╭─ Stored data

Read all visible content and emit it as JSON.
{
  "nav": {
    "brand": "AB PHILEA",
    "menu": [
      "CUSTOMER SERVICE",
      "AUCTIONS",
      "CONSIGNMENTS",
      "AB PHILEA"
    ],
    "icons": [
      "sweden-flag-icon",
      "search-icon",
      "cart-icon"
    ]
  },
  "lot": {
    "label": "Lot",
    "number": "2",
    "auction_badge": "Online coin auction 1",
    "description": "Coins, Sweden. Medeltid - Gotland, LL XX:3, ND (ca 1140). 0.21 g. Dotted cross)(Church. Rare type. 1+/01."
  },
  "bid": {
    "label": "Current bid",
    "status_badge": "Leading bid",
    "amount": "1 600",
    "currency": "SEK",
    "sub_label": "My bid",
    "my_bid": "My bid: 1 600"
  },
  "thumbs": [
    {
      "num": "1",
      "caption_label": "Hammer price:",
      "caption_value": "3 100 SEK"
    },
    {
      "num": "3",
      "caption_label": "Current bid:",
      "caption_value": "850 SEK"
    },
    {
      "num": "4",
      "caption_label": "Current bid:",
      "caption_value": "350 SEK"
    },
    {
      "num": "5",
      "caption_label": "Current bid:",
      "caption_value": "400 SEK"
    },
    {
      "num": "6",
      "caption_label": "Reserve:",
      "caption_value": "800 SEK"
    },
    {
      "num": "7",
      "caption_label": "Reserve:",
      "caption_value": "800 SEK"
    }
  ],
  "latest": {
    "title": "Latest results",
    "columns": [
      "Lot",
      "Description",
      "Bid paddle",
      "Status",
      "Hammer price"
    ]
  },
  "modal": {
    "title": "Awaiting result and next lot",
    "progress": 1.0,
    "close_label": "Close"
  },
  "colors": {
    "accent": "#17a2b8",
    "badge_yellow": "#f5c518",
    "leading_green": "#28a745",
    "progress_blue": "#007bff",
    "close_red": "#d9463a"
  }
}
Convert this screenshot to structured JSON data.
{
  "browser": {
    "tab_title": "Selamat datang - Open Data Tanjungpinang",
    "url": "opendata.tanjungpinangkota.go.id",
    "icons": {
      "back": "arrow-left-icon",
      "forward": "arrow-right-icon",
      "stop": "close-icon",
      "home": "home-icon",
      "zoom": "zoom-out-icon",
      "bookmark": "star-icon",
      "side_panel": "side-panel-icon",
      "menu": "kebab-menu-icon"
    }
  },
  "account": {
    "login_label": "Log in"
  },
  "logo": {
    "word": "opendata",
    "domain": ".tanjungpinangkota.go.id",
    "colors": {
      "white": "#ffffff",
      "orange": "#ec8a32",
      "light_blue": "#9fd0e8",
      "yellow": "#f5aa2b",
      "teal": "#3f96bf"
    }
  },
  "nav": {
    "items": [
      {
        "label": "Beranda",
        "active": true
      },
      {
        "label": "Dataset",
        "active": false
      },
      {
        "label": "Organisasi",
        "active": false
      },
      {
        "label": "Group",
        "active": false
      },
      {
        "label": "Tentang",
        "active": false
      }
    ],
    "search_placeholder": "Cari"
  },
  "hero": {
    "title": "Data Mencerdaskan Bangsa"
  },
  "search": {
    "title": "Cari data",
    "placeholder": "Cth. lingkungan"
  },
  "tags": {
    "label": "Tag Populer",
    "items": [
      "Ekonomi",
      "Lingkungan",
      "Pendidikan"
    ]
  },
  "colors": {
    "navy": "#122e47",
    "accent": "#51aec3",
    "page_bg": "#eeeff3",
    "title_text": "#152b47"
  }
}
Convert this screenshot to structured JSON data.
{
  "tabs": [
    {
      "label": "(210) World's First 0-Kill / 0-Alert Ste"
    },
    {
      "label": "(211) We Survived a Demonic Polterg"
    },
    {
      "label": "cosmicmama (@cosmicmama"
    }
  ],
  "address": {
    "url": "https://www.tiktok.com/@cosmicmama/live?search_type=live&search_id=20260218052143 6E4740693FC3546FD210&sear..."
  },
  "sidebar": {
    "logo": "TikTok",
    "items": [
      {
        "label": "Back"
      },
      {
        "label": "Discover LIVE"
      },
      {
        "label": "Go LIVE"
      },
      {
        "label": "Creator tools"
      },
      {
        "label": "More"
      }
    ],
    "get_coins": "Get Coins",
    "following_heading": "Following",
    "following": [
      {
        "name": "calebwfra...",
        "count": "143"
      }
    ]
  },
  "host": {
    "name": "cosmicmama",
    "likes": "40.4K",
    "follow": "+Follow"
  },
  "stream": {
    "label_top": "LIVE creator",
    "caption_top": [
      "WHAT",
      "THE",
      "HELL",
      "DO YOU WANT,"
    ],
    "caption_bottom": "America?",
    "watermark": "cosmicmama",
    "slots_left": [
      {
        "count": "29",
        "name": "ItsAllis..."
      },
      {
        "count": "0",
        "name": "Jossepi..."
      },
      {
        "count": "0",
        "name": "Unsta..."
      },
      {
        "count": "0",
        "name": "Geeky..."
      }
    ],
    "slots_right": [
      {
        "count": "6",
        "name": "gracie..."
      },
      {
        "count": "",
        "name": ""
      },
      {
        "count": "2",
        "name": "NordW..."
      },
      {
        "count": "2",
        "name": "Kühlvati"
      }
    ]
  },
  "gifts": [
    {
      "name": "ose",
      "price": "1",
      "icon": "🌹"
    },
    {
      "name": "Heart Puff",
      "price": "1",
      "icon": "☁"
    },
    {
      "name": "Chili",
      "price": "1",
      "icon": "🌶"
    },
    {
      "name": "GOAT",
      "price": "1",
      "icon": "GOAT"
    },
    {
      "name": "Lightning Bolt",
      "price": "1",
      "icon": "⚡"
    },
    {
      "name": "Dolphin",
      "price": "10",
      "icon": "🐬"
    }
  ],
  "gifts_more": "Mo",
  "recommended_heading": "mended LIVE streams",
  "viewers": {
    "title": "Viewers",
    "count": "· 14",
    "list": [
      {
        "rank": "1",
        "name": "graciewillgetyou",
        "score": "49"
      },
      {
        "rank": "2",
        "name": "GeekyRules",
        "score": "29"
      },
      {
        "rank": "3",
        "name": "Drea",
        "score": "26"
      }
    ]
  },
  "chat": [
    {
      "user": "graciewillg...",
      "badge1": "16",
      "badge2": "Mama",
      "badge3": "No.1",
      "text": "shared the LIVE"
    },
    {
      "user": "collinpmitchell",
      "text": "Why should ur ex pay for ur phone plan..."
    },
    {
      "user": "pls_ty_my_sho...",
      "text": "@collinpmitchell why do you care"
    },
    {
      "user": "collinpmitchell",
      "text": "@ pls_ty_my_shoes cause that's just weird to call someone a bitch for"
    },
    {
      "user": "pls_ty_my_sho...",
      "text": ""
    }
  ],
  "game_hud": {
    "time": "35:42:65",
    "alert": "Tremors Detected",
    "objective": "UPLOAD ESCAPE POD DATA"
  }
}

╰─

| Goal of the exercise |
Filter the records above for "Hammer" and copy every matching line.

| Task solution |
      "caption_label": "Hammer price:",
      "Hammer price"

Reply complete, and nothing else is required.